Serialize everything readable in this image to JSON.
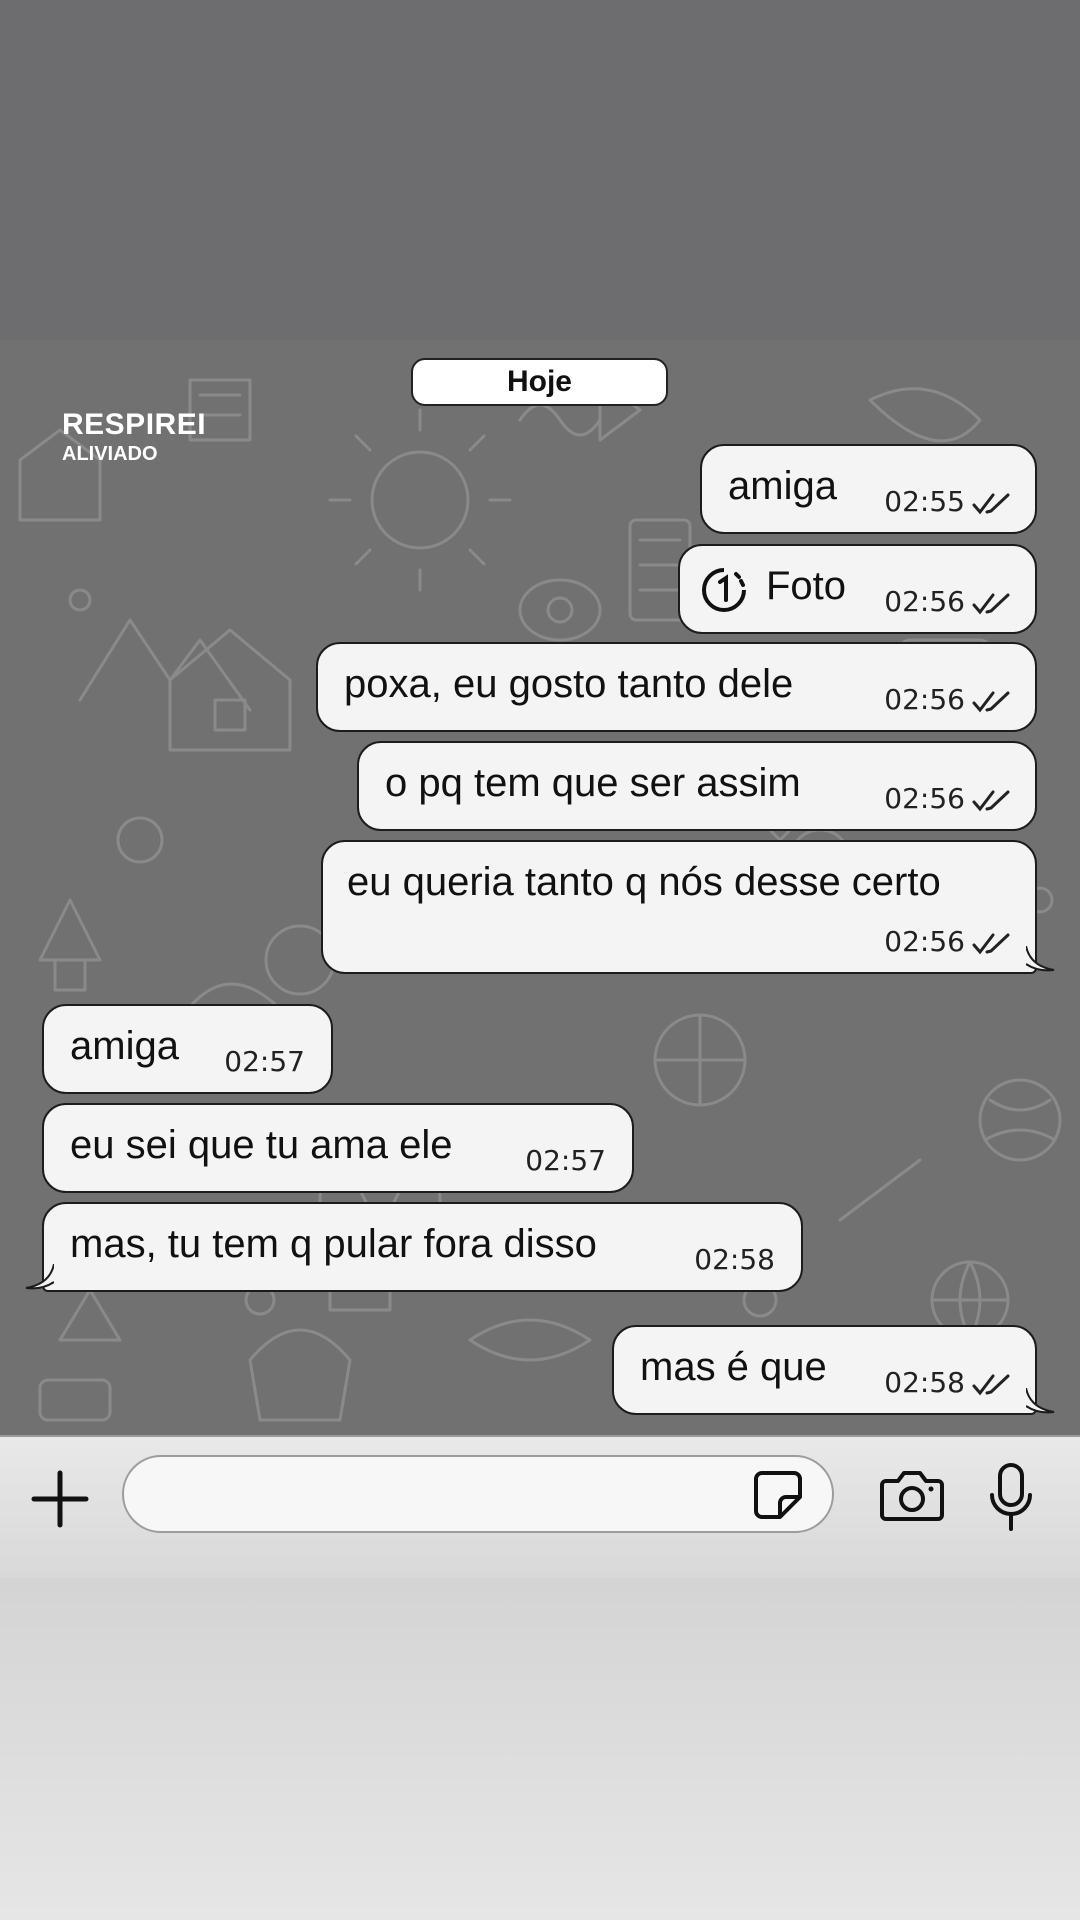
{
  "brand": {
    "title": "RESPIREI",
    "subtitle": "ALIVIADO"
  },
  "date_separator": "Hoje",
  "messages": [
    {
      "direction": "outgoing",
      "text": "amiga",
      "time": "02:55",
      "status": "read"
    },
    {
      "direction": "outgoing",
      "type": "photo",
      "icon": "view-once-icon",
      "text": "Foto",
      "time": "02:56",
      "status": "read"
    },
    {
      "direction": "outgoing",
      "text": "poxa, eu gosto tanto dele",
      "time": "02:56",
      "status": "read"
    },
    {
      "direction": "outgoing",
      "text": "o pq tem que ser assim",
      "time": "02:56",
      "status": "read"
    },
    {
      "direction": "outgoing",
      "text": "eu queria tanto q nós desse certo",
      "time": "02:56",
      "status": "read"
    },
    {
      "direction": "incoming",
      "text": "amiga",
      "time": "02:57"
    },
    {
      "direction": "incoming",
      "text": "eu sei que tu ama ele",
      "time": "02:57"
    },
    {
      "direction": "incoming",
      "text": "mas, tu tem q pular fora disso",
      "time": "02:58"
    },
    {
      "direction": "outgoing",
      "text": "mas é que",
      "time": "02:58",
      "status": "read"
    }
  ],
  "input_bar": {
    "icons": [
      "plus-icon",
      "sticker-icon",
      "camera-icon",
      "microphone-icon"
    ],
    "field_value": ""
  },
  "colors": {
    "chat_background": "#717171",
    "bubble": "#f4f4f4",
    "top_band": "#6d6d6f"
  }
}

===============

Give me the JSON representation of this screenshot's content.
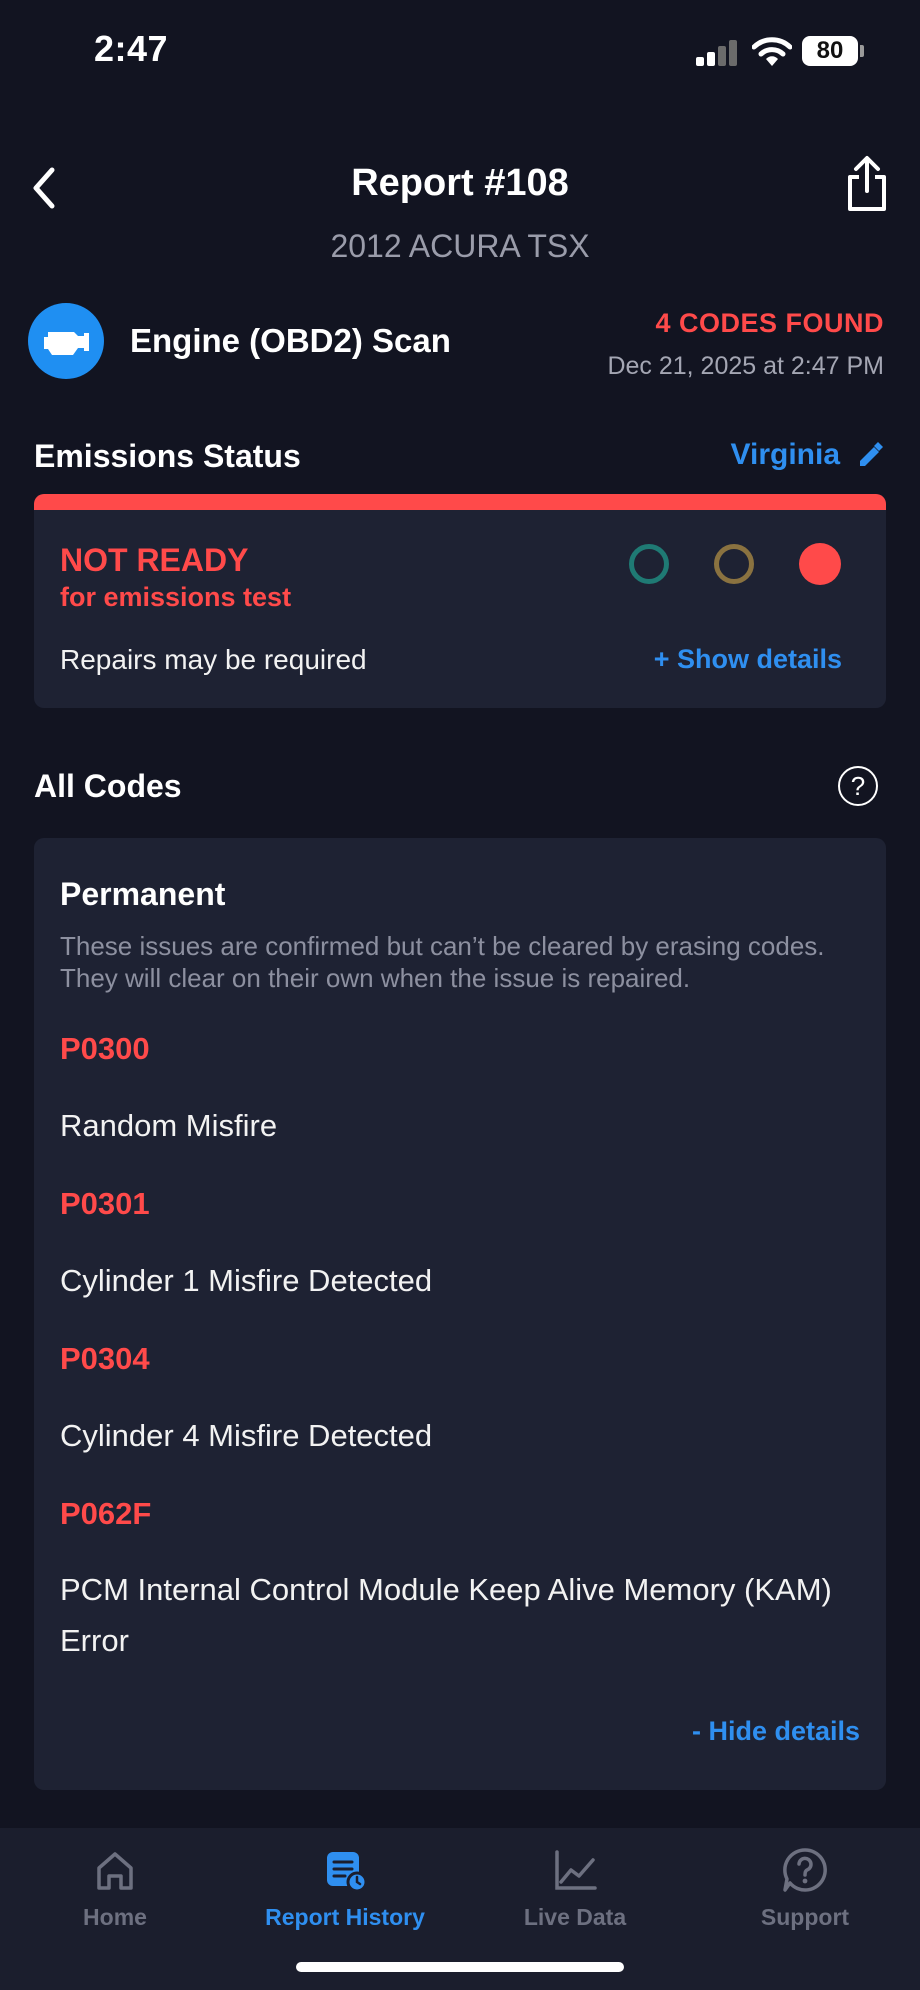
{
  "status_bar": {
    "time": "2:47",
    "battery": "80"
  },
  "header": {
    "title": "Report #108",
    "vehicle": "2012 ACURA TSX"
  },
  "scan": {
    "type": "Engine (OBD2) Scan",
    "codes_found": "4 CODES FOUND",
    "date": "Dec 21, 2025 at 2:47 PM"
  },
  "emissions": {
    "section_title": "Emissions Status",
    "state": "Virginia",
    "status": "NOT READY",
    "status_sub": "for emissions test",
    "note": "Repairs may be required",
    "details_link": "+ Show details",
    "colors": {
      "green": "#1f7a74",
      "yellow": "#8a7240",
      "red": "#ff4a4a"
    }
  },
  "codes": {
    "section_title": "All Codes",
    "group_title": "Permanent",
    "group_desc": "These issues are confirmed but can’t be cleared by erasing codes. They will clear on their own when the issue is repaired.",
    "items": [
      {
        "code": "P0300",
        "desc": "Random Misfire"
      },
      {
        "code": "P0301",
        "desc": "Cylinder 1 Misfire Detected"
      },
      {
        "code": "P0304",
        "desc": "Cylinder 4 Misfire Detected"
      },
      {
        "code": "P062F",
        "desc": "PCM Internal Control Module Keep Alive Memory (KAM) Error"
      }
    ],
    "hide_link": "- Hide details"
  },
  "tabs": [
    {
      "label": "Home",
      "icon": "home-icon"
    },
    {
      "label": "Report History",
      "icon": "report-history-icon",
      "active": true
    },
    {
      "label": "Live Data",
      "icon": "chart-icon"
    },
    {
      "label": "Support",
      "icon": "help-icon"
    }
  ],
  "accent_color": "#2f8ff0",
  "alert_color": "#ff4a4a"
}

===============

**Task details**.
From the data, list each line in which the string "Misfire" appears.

**Answer section**.
        "desc": "Random Misfire"
        "desc": "Cylinder 1 Misfire Detected"
        "desc": "Cylinder 4 Misfire Detected"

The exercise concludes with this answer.